I’m starting to sense something of a theme in some recent news pieces about the housing market. Consider the following quotes from two recent articles (emphasis mine).
Two U.S. Democratic lawmakers want Fannie Mae and Freddie Mac to relax recently tightened standards for mortgages on new condominiums, saying they could threaten the viability of some developments and slow the housing-market recovery, the Wall Street Journal said.
Are new appraisal rules holding back the nation’s real estate markets?
Lawrence Yun, chief economist for the National Association of Realtors, sure seems to think so.
“Lenders are using appraisers who may not be familiar with a neighborhood, or who compare traditional homes with distressed and discounted sales,” Yun said. “In the past month, stories of appraisal problems have been snowballing from across the country with many contracts falling through at the last moment. There is danger of a delayed housing market recovery and a further rise in foreclosures if the appraisal problems are not quickly corrected.”

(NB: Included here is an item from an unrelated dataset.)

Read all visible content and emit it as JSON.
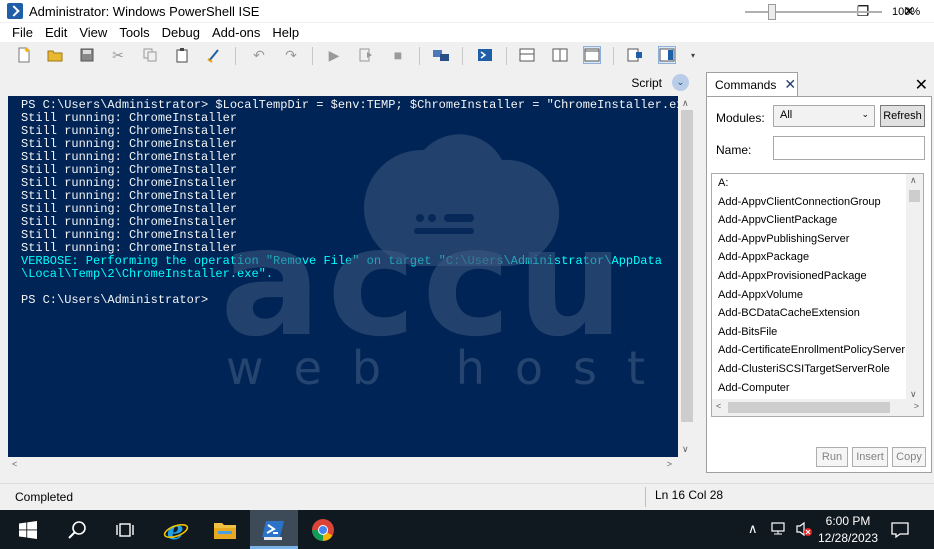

What do you suppose folks like Laurence Yun mean when they use the phrase “housing market recovery”? Given the types of things they are objecting to, I’m inclined to conclude that what they really mean by “housing market recovery” is a return to the days of double-digit appreciation, frenzied buyers engaging in bidding wars and waiving inspections, and flippers snatching up pre-sales to turn a huge profit once construction completes.
Newsflash folks: It ain’t gonna happen.
You can cry all you want about the new tighter standards that are slowly but surely coming online in lending, appraisals, and other aspects of the home-buying process that were allowed to get wildly out of control during the bubble, but even without these new standards, we’re not likely to see a return of a real estate bubble in our lifetimes.
Too many people have been burned—and continue to be burned—by the rampant dangerous excesses of the housing bubble for things to just ramp right back up into an out-of-control mania again after just a few years of contraction.
Tighter regulation is just one of the necessary consequences of the housing bubble. Real estate professionals need to spend less time complaining and more time finding ways for their businesses to thrive within the framework of a housing market in which people buy reasonable homes, for a reasonable amount of money, as a place to live not a super-leveraged jackpot mega-investment.